I just finished reading today’s Media Guardian that looks at journalism and the background that many press and broadcast journalist have. The basic thrust being that most of the journos you see the bylines of in your favourite paper or on TV and radio are from middleclass backgrounds and are educated to degree level.
Personally I have never got a job when I was employed, or needed any specific qualifications when I have looked for work. I don’t have a degree in journalism or any other subject. I got as far as A levels before heading into my first full-time job.
What I have found as a freelance journalist is that editors are interested in people who can produce the goods. They don’t really care if you went to Oxford or if you have a NUJ qualification – at least in the markets that I write for anyway. I’m sure this may be different if you want to write for the national press, or if you want to get into BBC news; but if you want to try your hand at freelance journalism, then there’s no replacement for a good portfolio of work.
I spent nearly ten years developing my writing skills and building a portfolio until I was confident that I could pitch feature ideas at editors, and then deliver the goods on time and on brief. I’ve often thought about taking some form of academic qualification in writing or journalism, but I don’t have the time and I really don’t feel that it would open any doors I couldn’t open myself.

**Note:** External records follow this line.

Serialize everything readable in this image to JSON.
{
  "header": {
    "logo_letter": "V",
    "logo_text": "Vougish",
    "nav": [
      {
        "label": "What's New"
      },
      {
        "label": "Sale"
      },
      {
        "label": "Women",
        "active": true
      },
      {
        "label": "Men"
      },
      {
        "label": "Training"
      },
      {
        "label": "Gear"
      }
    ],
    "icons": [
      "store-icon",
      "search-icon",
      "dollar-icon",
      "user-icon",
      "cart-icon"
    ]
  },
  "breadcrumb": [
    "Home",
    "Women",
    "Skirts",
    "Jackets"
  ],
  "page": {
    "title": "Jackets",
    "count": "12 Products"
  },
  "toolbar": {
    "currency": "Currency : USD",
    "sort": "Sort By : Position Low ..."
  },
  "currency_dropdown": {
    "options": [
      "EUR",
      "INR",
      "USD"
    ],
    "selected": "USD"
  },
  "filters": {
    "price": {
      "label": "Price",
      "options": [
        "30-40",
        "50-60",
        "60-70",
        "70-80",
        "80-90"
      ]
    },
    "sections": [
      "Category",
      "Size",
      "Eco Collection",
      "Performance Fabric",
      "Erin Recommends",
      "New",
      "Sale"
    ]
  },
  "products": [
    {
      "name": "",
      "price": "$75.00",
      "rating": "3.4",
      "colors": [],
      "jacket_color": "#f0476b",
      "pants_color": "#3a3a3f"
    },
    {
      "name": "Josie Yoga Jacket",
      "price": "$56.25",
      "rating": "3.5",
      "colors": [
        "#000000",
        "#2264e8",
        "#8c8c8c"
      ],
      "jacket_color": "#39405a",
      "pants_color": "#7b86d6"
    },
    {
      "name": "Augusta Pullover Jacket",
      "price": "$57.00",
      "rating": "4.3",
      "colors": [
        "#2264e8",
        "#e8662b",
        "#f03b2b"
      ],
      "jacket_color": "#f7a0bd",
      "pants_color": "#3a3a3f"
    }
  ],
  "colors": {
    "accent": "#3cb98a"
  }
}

I think the elitist slant that the Guardian piece seemed to put over is what really narked me. I have written for national newspapers in the past and did feel that I was at arms length from the ‘real’ paper that was put together by the staffers. I guess it all depends on what ambitions you have and what kind of writing you want to do. Personally, working on a newspaper would feel far too much like an office job that I turned my back on several years ago.
If you’re thinking of trying your hand at the journo game academic qualifications aren’t absolutely necessary if you are attracted to the freelance life. Breaking into the national press or onto broadcast media may well have different criteria, and I would certainly think twice before parting with several hundred pounds for some of the journalism crash courses that are available. It’s much better to practice your craft and when you’re ready mount an assault on the market you want to write within. If you have the skills and can deliver the goods, you’ll have a steady stream of clients that couldn’t give a monkeys which school you went to, or if you have a degree.